Exercise
What lines of the data hold the string "value"? Pull each one out.

Website and app data records:
▬▬▬▬▬▬▬▬▬▬

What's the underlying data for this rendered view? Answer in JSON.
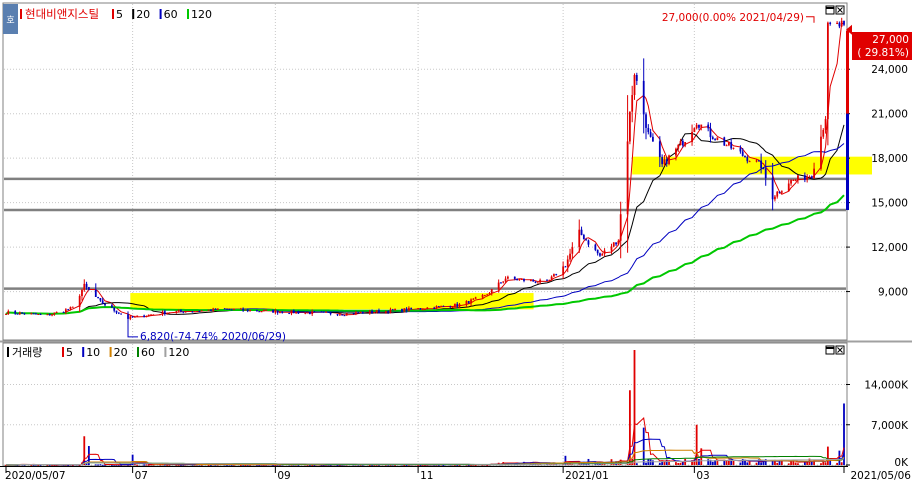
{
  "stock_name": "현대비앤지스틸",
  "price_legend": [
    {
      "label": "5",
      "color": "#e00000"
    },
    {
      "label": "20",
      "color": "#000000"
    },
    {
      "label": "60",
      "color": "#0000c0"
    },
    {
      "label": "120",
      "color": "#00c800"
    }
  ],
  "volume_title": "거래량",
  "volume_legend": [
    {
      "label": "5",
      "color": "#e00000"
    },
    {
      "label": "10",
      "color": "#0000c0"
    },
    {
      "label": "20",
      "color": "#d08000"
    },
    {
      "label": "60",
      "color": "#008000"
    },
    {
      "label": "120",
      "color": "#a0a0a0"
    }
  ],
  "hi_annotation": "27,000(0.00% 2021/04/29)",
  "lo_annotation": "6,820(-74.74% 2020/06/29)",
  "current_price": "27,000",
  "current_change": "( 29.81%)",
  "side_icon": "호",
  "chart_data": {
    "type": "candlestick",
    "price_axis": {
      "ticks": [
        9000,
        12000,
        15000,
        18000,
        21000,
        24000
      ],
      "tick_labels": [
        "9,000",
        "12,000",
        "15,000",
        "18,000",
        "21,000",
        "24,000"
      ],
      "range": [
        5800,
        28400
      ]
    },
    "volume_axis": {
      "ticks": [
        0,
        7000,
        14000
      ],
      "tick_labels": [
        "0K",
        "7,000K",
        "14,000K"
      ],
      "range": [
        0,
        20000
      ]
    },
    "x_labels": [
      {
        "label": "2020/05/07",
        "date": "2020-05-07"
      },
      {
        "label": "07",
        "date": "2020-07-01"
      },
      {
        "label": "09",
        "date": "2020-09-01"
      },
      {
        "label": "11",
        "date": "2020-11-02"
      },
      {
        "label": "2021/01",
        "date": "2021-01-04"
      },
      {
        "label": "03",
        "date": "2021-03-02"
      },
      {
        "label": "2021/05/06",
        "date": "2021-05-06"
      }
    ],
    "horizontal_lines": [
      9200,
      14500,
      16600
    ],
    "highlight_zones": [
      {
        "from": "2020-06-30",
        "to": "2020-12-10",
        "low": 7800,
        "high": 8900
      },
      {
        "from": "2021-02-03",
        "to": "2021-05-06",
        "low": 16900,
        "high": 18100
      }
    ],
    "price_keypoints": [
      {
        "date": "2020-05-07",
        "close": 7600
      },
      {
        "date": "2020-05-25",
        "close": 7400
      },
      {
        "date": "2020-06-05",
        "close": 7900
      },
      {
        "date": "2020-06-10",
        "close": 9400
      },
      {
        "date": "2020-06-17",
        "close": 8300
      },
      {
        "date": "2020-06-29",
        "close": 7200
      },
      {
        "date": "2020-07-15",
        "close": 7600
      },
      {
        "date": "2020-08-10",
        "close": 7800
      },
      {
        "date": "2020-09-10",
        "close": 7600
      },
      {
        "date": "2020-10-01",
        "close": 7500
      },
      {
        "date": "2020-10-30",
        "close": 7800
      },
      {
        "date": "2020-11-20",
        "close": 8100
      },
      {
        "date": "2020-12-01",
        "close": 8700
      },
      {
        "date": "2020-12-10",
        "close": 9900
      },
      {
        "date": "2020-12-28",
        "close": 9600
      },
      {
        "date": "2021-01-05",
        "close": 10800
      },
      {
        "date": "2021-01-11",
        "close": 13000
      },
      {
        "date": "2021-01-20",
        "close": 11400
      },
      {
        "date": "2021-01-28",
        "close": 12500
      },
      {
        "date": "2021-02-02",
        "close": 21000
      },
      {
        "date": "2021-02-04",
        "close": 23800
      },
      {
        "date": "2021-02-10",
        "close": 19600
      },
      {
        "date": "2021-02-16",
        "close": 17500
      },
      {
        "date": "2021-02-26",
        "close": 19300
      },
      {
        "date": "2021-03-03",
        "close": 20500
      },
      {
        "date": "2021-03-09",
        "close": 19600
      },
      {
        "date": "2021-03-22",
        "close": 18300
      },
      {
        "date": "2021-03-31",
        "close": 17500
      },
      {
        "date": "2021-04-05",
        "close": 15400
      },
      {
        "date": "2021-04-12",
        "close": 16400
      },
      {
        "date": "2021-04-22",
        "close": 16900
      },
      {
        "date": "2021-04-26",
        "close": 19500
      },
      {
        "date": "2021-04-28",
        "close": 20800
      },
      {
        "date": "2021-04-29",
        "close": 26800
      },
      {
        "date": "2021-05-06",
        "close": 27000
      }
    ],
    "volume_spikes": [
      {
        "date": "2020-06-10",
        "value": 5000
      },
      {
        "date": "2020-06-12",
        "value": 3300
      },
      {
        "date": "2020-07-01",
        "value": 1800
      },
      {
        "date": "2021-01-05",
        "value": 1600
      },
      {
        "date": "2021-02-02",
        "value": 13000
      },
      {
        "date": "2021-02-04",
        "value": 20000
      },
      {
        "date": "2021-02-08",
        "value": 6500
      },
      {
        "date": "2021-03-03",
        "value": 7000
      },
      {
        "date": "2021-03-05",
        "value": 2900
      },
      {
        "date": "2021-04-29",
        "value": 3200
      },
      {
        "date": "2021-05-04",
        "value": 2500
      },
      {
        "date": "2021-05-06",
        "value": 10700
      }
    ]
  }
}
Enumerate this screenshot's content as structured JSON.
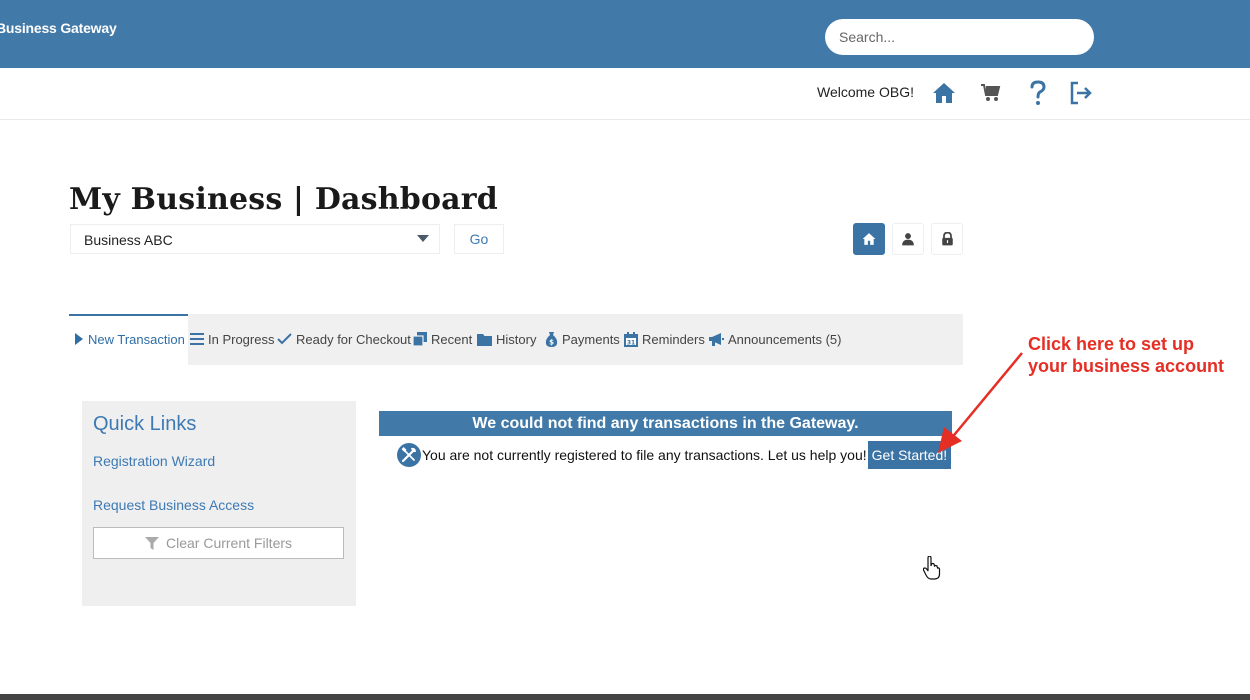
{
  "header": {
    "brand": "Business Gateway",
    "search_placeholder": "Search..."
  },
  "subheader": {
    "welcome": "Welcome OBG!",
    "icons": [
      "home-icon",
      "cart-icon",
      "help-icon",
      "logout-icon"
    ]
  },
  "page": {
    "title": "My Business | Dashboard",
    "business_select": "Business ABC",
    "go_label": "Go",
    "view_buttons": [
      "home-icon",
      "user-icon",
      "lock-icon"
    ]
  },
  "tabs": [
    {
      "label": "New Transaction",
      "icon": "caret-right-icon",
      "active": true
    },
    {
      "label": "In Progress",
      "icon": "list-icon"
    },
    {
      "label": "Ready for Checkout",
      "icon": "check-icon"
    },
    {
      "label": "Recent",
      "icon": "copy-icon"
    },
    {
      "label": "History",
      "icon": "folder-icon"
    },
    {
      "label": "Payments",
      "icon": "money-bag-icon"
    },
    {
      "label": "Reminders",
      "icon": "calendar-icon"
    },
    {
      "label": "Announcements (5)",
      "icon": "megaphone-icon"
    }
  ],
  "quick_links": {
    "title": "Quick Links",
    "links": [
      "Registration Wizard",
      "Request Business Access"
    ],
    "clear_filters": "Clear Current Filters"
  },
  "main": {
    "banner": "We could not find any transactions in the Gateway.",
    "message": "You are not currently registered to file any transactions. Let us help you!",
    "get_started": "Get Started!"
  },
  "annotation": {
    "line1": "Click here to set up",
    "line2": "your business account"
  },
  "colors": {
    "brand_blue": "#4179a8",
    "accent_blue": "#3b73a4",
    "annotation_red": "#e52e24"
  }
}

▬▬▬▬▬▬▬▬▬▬

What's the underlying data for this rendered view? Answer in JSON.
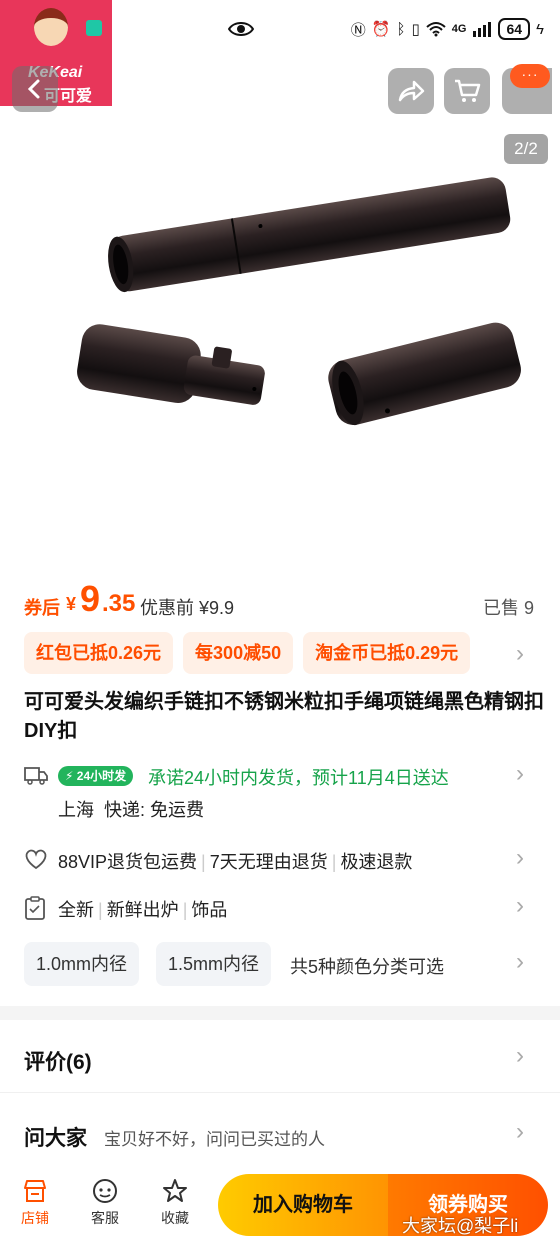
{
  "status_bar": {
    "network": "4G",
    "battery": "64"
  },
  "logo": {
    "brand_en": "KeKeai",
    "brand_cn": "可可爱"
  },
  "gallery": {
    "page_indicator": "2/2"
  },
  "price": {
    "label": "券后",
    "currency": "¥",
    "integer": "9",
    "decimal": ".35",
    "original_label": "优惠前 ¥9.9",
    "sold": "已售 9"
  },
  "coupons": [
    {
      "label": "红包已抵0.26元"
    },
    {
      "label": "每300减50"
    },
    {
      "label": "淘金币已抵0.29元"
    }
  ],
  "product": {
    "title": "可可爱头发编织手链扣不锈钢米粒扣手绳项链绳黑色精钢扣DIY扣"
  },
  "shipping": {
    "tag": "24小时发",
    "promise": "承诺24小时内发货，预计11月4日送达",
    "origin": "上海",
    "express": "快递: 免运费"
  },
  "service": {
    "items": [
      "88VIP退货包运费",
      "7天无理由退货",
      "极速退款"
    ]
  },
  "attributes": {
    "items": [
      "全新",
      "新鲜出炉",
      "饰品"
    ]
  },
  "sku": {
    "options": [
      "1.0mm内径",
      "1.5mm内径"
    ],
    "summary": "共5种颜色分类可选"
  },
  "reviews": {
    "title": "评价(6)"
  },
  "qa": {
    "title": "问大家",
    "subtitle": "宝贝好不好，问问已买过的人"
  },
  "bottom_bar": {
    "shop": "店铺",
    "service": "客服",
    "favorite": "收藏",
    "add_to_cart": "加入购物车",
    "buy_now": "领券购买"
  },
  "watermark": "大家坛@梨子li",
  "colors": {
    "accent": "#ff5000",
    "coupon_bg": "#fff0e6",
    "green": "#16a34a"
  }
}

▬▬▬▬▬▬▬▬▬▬

Output of the task
        "value": 5000
        "value": 3300
        "value": 1800
        "value": 1600
        "value": 13000
        "value": 20000
        "value": 6500
        "value": 7000
        "value": 2900
        "value": 3200
        "value": 2500
        "value": 10700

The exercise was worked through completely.